          Devices made for two-pin plugs are built to a higher safety standard than those made with three-pin plugs. Only double-insulated devices should be connected to two-pin plugs. Double insulation is indicated by the "square inside a square" symbol you see on things - for an example of this symbol, have a look at your phone charger, which almost certainly has it.

  • bought one of these last year and it didn't last 2 times usage :-(

    • +1

      Did you take it back?if it was last year - should still be covered?

      • unfortunately no - i didn't have the receipt

  • Better imo to just take a Xiaomi power strip and the appropriate travel adapter for it. Some things I take like camera battery charger aren't AU plug.

  • +1

    Bought one of these in 2015 and have used it on trips to the UK/Europe, the US and Japan. Would highly recommend. Didn't have any issues with different country's voltages. We often simultaneously charged a laptop via socket + 2-3 devices via USB (mobile phones, GoPro, FitBit) and didn't notice any difference with charge times. A very handy and invaluable travel tool.

    The only drawback was that initially one of the adaptor plugs was missing (I think the UK one). I called the customer service number in the instruction booklet and they posted one to my address within a week, which was quite impressive.

    • +2

      It shouldn't work in japan - a 2 pin to 3 pin adapter (with angled pins) is illegal in Australia

      • i took a hacksaw to one of my 3-pin US adapters, works a treat :)

      • Not too sure about the technicalities but it worked fine for us in Japan

  • Are these two ways quick charge

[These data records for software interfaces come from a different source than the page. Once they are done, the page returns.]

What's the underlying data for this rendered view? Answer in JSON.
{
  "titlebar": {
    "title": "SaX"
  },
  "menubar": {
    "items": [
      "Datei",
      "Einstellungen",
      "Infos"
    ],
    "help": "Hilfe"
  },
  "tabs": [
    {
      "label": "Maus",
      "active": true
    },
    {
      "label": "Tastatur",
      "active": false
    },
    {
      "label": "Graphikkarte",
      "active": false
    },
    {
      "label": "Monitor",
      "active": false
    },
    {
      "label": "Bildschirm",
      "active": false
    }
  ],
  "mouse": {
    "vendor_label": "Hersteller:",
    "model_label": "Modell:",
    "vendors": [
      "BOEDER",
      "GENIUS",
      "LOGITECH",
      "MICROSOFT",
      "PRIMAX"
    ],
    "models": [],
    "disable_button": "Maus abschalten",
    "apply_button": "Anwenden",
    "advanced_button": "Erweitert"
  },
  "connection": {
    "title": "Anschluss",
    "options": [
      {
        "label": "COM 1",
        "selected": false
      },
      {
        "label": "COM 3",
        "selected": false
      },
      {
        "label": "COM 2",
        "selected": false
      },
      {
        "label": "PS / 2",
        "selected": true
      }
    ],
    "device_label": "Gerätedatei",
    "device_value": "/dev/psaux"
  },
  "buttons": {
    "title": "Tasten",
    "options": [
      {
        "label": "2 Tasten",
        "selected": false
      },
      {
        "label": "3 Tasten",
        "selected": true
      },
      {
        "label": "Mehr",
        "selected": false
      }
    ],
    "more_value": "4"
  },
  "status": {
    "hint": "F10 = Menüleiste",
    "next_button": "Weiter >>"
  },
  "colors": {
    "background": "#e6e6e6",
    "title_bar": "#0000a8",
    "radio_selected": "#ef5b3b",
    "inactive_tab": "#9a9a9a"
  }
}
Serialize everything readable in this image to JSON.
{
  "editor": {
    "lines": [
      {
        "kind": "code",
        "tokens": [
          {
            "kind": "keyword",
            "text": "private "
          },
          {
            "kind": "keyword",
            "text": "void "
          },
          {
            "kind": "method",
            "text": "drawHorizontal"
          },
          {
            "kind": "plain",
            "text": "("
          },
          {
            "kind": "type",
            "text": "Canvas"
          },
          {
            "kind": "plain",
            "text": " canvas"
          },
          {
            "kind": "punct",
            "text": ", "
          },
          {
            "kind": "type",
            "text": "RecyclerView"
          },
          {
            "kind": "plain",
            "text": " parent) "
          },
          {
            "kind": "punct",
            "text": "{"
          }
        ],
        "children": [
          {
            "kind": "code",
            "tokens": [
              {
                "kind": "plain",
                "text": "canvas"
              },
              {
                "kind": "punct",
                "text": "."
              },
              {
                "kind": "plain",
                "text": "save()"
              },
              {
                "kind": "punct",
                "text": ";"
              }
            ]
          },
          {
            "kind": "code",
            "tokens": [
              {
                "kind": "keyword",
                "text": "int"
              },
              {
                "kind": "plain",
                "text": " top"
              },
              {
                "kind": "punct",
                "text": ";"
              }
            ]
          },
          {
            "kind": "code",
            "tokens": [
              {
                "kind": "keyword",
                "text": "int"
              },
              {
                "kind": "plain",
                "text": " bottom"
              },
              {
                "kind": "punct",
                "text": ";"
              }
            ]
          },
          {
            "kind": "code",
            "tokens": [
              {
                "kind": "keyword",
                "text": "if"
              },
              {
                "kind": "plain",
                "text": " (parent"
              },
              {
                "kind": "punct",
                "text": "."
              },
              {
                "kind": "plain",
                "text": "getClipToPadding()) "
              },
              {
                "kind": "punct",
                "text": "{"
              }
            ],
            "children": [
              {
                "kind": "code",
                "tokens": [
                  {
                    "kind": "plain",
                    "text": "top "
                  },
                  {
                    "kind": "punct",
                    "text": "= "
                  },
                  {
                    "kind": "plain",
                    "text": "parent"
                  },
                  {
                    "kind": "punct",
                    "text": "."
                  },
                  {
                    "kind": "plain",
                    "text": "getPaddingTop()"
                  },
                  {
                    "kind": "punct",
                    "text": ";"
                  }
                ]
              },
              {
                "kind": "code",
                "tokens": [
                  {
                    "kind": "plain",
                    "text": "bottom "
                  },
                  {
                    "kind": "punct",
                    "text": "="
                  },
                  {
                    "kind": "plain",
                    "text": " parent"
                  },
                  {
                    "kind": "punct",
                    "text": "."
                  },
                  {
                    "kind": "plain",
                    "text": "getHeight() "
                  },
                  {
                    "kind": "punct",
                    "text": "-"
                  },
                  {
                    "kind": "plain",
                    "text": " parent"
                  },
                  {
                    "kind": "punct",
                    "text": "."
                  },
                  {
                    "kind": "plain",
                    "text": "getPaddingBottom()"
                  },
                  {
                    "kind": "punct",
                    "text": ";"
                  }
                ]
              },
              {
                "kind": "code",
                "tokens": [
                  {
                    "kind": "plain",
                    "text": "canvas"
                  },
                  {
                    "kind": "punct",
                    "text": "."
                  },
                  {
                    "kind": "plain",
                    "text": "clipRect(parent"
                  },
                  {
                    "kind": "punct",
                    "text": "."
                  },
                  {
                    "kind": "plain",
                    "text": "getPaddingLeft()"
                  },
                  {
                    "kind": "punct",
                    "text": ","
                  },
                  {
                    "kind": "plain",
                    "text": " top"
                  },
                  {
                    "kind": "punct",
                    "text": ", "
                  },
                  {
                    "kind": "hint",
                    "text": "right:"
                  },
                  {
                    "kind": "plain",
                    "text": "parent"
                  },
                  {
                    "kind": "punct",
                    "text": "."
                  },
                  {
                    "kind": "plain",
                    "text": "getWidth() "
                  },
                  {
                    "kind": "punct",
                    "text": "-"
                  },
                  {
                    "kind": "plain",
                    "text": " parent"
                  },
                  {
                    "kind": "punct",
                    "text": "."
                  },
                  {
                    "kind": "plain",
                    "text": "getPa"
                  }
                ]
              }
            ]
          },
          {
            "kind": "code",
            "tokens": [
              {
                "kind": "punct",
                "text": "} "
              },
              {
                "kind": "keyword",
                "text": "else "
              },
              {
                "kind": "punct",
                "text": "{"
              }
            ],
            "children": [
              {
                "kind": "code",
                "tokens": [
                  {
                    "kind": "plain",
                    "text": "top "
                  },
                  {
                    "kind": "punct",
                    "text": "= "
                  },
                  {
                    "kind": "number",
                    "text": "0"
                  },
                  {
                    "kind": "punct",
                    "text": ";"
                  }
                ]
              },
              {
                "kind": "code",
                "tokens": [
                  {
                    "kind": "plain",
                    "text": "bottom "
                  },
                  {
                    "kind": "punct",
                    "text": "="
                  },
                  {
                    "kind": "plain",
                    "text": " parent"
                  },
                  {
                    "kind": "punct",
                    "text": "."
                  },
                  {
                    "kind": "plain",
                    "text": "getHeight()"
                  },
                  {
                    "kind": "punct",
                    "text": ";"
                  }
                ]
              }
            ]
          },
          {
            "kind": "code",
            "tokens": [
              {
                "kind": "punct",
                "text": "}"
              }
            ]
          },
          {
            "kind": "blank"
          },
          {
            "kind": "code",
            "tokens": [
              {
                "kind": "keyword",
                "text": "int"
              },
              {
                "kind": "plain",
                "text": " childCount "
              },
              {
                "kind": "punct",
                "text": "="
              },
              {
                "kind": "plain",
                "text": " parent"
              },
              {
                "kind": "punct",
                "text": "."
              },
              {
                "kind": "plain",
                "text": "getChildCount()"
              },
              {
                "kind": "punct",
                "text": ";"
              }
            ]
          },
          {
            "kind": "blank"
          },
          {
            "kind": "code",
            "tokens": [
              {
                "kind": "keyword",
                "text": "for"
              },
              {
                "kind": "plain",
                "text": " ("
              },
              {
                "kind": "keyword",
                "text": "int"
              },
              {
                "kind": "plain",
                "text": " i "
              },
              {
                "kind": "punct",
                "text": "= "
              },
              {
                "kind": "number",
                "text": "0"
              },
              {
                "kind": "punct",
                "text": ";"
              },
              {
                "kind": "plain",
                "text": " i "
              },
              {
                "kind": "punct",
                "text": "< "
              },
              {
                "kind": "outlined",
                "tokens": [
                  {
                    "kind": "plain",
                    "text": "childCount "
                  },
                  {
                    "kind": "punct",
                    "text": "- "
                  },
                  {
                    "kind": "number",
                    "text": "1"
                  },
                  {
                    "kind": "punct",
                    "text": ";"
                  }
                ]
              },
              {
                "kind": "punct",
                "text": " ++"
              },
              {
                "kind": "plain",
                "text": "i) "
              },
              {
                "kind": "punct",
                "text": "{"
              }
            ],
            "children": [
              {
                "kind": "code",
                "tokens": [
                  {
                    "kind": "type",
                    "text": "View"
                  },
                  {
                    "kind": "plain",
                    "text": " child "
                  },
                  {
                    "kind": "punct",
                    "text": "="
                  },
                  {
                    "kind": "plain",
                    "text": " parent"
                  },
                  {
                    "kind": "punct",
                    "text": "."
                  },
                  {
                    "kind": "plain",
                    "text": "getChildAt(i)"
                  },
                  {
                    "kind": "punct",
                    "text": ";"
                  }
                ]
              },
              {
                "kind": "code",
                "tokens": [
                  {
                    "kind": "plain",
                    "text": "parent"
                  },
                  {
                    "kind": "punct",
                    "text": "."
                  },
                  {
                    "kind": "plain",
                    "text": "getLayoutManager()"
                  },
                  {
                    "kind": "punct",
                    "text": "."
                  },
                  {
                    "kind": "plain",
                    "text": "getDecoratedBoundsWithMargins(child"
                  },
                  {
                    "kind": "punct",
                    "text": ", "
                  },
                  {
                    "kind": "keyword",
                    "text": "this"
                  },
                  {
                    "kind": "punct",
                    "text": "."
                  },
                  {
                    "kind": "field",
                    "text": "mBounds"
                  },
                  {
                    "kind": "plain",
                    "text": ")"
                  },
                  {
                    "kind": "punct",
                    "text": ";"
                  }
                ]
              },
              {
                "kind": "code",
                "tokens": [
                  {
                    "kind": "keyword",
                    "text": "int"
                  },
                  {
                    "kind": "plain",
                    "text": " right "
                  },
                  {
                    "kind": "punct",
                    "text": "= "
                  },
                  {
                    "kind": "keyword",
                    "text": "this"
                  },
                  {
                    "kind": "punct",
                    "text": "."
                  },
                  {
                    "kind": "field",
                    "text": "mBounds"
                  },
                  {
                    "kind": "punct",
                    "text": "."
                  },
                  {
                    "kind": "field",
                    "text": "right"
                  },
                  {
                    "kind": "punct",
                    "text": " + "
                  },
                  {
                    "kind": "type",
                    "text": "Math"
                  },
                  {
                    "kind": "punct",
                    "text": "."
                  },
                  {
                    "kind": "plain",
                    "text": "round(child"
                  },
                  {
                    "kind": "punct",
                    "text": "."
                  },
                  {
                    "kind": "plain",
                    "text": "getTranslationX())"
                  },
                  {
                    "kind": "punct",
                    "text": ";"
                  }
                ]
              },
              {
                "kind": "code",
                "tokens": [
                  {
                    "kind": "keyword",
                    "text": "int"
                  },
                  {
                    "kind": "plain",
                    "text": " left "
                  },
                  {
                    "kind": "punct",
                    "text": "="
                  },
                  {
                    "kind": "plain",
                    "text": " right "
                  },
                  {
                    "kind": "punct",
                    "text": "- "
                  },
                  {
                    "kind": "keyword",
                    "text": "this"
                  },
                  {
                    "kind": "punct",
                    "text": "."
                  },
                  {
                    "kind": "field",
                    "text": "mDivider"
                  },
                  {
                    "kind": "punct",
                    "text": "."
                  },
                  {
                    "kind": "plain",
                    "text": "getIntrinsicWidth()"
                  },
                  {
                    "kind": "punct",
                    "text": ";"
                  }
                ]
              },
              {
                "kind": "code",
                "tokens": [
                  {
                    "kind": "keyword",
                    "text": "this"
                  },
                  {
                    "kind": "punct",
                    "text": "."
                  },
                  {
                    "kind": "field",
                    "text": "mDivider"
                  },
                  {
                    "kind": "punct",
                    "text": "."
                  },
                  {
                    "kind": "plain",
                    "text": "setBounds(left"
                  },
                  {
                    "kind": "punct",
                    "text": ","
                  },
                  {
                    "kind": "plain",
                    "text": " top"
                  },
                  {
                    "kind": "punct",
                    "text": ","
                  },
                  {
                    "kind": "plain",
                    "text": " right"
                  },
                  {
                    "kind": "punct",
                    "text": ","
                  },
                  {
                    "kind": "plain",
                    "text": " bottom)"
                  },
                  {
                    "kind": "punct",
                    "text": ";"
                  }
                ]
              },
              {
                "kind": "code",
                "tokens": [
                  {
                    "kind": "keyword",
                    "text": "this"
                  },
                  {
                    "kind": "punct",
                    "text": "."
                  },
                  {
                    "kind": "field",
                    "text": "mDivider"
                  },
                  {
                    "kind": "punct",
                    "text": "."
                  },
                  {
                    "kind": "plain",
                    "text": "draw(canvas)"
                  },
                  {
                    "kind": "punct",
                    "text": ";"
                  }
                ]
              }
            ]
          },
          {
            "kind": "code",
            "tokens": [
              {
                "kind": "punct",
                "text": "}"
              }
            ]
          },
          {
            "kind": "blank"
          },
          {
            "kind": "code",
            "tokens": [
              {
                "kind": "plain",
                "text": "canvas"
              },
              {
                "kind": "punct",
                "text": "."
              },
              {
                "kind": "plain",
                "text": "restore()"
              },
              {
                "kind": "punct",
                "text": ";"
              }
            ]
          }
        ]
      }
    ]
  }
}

  • I used one of these on a trip to the Middle East. It didn't work on some power points in Jordan, possibly that was an older style plug, but I was able to get adaptors at those hotels, and I was told that they were easy to buy. It was a very useful combination for me, with two mains operated battery chargers for phones and two USB devices. The USB ports did charge slowly but I normally just left them charging overnight. It worked in Malaysia, Jordan, Israel and Egypt.

  • TIP: Most modern TVs have USB ports on the back or side that can be used to charge devices when travelling so you may only need to carry cable. Useful if charger dies or goes missing. Would need USB hub if you have more than one device, though this would reduce amperage per device.

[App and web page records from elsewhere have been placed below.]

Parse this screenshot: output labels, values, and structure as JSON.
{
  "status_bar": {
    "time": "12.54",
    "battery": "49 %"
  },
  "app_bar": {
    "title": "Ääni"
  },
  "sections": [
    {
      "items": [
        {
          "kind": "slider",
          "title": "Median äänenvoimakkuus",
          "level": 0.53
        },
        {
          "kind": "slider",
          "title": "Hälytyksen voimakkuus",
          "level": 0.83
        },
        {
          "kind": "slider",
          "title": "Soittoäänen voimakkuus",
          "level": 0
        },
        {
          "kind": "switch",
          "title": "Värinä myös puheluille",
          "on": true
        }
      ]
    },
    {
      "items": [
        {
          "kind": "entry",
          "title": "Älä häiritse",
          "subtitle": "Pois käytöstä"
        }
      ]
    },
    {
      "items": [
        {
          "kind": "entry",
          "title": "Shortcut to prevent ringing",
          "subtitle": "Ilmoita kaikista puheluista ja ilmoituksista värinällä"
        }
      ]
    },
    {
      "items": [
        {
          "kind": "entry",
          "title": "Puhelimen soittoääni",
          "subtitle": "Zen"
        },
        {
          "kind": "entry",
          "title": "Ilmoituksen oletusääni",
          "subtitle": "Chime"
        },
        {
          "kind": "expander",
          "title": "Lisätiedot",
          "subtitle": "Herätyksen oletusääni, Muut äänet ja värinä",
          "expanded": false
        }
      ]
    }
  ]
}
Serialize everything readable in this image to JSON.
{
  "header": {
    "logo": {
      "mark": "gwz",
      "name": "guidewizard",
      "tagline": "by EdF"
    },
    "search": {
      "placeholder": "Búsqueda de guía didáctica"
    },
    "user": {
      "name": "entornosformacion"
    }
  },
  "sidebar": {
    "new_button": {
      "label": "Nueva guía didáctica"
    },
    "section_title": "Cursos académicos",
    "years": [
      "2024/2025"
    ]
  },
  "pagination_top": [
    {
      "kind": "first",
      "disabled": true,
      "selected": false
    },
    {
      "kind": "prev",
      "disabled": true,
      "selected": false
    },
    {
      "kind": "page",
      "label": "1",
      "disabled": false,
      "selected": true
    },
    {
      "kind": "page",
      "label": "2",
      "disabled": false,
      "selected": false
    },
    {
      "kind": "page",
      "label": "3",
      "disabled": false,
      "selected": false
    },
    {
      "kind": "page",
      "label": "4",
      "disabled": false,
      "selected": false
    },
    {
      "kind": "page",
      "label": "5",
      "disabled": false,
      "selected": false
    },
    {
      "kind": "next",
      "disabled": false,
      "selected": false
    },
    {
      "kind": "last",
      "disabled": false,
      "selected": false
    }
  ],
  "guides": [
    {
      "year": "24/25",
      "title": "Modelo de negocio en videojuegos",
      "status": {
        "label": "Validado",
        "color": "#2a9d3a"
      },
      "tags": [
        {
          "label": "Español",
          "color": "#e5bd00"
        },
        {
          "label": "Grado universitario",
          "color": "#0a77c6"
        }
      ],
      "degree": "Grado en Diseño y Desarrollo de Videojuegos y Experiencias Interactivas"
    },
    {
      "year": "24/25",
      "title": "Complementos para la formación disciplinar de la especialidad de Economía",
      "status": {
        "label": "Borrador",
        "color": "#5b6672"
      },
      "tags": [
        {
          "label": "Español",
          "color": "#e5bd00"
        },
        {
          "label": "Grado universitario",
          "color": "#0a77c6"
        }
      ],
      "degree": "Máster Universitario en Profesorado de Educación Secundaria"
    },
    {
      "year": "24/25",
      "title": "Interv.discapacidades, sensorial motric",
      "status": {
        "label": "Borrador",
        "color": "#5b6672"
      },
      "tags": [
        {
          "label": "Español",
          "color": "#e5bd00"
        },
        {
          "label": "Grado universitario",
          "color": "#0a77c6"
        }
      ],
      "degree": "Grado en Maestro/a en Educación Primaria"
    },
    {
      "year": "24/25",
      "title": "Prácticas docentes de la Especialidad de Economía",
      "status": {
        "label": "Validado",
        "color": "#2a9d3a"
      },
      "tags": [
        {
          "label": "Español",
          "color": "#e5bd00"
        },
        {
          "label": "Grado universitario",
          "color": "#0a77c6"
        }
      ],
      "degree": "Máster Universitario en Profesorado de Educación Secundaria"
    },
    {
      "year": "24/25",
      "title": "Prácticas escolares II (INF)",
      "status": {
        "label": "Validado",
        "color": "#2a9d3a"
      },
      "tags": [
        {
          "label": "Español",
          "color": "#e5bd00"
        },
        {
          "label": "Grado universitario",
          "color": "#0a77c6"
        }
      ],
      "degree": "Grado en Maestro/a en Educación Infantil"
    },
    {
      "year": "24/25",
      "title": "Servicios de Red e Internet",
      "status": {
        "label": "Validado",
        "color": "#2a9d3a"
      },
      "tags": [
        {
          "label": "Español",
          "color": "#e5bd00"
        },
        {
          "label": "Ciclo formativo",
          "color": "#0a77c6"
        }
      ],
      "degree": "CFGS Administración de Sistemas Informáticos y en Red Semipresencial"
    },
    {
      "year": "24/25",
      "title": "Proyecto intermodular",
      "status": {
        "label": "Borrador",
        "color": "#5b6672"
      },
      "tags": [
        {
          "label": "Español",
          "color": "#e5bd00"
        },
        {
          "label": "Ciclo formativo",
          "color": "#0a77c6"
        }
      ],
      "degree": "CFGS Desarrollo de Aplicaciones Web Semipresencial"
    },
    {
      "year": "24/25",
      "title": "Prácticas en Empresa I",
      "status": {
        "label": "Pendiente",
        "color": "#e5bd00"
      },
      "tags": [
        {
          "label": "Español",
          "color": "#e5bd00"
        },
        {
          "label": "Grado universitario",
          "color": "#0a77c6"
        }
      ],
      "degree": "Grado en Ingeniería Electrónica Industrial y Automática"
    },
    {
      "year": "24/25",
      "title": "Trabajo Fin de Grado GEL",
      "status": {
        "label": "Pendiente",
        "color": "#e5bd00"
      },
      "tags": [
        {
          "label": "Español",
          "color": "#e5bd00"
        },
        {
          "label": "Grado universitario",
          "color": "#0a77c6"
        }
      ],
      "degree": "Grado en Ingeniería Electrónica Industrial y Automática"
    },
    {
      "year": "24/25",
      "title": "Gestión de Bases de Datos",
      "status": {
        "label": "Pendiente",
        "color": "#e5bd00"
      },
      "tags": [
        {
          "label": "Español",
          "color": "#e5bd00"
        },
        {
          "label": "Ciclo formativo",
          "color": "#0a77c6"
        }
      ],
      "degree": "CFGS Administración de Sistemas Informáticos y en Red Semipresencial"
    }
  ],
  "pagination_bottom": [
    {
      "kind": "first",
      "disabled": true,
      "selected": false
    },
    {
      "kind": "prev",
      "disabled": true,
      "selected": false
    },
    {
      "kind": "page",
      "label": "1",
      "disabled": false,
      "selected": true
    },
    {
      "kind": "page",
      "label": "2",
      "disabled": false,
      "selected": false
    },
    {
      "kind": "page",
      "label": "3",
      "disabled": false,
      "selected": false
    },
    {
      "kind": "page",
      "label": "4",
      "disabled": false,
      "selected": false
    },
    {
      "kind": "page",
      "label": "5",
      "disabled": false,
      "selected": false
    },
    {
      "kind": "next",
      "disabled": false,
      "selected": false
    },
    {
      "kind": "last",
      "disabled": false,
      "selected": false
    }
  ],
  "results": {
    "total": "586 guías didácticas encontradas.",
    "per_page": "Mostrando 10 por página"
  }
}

    • Just keep in mind charging from a TV usb port will be really slow, and may only work when the TV is switched on.

      • Yes, I have used the TV usb ports often, works well. Except that every time I have left the USB charging cable behind.
        Its somewhat obscurely placed so easy to miss when doing the final check that everything has been packed. Well obscure for me anyway.

        Doh!

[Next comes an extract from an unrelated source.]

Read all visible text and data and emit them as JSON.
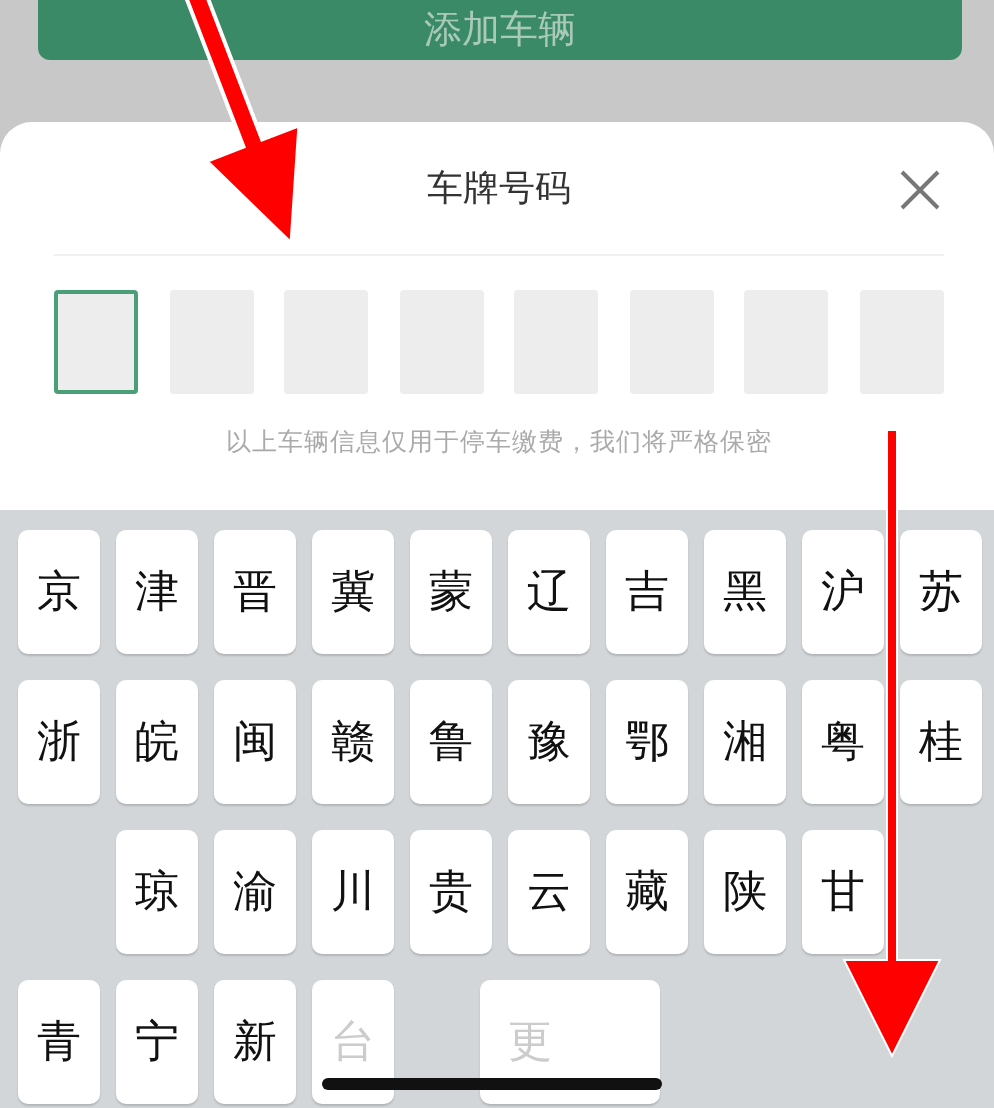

        • +1

          At least it was just a USB cable. I left a Netgear PTV3000 WiDi/Miracast receiver plugged in to a TV in a hotel in Canada. They were nice enough to mail it back … at my cost of course!

        • @eug: See, its so easy to do! Glad to know I am not the only muppet.

  • +1

    Bought it 2 years ago
    - The build quality is not that good (cheap plastic with scratches)
    - No adaptor for China/USA/Japan plug
    - No 2.1A usb plug (although it claim to have 3.1A in total), and no QuickCharge
    - It's sort of bulky when using for travel (the Cube is much better in this case)

    Thus, not recommanded

  • What is the PowerCube that some posters have mentioned?

    I have a Belkin power board with two outlets and only 1 usb, but it is a bit heavy and bulky now that I travel cabin bag only. It has built in surge protection and has served me well for many years, but sometimes one usb port is a pain.

  • Belkin Powercube - around $25 but no international adaptors.

    The direct replacement is the Belkin International Surge Adaptor for around $40-60.
    Almost identical in that it has adaptors for most countries, 2x Aus power outputs and 2x USB.
    The main advantage over the Aldi one is that it has inbuilt surge protection, which for me is a must in areas with unreliable power

  • Bought one a few years ago when it was on sale. It stopped working after being used on one trip. Would not recommend.